In contrast to Martha Stewart, “Scooter” Libby is a tool of the abusive state, and his (alleged) obstruction of justice is, like that of President Clinton seven years ago, a symptom of the abuse of power that this entire administration has embraced as its modus operandi. It is contempt for the rule of law that saturates this administration. Why should they feel beholden to it? They routinely violate it, and they are not held accountable by anyone. Little wonder Libby thought he could brazenly lie to a grand jury. It is impossible to overestimate the arrogance of these people.

Mr. Roberts is very likely right about the significance of what Libby is covering up. It does not even make much sense that he perjured himself to hide the “outing” of Valerie Plame, if indeed she had still actually been a covert operative at the time and if indeed those who “outed” her knew she was and intended her harm (this is what would have to be proved to convict anyone under this idiotically written statute). Libby must have lied to conceal other crimes that Fitzgerald might have discovered in the course of his investigation. But assuming this is the case, Libby has taken a bullet for his masters and this will be the end of official prosecutorial scrutiny of this criminal administration. Opponents of this dirty administration ought to see this for what it is: yet another defeat in a long string of defeats. Bush may be on the ropes politically, which is mildly amusing, but he and his lackeys remain as unaccountable as ever. (The Senate Democrats are now going through pre-election motions of taking an interest in the war, which will likewise amount to nothing substantial.)

Fitzgerald’s investigation is not over, but he has shown no indication that his probe will be broadened to pursue anything else. In this sense, Mr. Buchanan is wrong when he says that neither side in the war debate has reason to be glad. Even though Libby’s indictment is a scandal and a political black eye for the White House, it is probably an escape for the architects of the war. They can breathe a sigh of relief. One of their number may go to jail, but it will not be on the charges they deserve: treason and other high crimes. The GOP and Bush may be repudiated in next year’s elections, in part because of the scandal and the general feeling of distrust generated by it, but it will not really be a repudiation of the war or the way that these people started the war. Neoconservatism can add one more indictment (and likely conviction) to its shabby history of recruiting amoral time-servers, but it will survive and live to destroy yet another country and with it whatever is left of the honour and reputation of this nation.
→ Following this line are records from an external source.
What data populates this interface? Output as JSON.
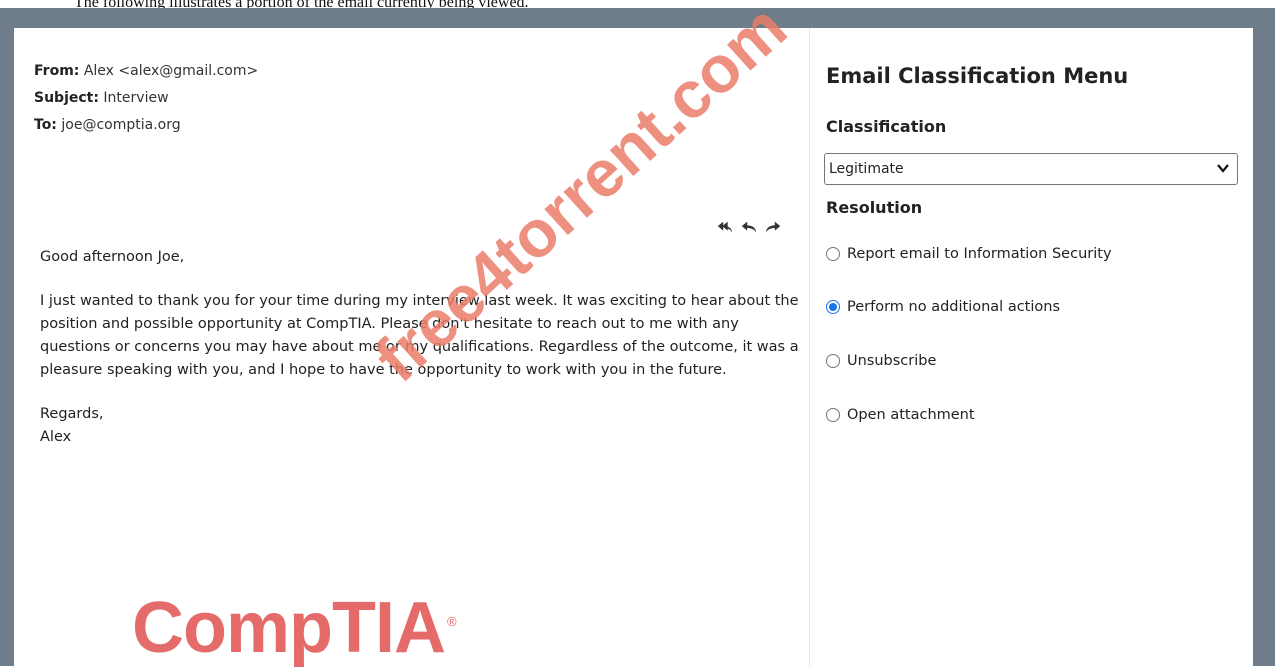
{
  "caption": "The following illustrates a portion of the email currently being viewed.",
  "email": {
    "from_label": "From:",
    "from_value": "Alex <alex@gmail.com>",
    "subject_label": "Subject:",
    "subject_value": "Interview",
    "to_label": "To:",
    "to_value": "joe@comptia.org",
    "greeting": "Good afternoon Joe,",
    "paragraph": "I just wanted to thank you for your time during my interview last week. It was exciting to hear about the position and possible opportunity at CompTIA. Please don't hesitate to reach out to me with any questions or concerns you may have about me or my qualifications. Regardless of the outcome, it was a pleasure speaking with you, and I hope to have the opportunity to work with you in the future.",
    "closing": "Regards,",
    "signature": "Alex",
    "actions": [
      "reply-all-icon",
      "reply-icon",
      "forward-icon"
    ]
  },
  "logo": {
    "text": "CompTIA",
    "mark": "®",
    "color": "#e56b6b"
  },
  "watermark": "free4torrent.com",
  "menu": {
    "title": "Email Classification Menu",
    "classification_label": "Classification",
    "classification_value": "Legitimate",
    "resolution_label": "Resolution",
    "options": [
      {
        "label": "Report email to Information Security",
        "checked": false
      },
      {
        "label": "Perform no additional actions",
        "checked": true
      },
      {
        "label": "Unsubscribe",
        "checked": false
      },
      {
        "label": "Open attachment",
        "checked": false
      }
    ],
    "accent": "#1a73e8"
  }
}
Mr. Roberts’ reading of Mr. Fitzgerald’s intentions and his belief that this is the beginning of the end for the villains in the administration are not convincing. I wish he were right, but it is a testimony to how little chance there is of a real backlash or “counterrevolution” (except potentially at the polls in ’06 for reasons that have little to do with Iraq) that the libertarian and conservative resistance to the GOP latches on to every shred of potentially damaging evidence (consider how many times there has been a mini-furore over ultimately insignificant things: the Niger forgeries! the “sixteen words”!, the Downing Street Memo!). Each time, we know that the game is rigged so well that things that ought to damage governments in a free society of self-governing citizens have no effect on modern voters.

about the author

Daniel Larison is a senior editor at TAC, where he also keeps a solo blog. He has been published in the New York Times Book Review, Dallas Morning News, World Politics Review, Politico Magazine, Orthodox Life, Front Porch Republic, The American Scene, and Culture11, and was a columnist for The Week. He holds a PhD in history from the University of Chicago, and resides in Lancaster, PA. Follow him on Twitter.

leave a comment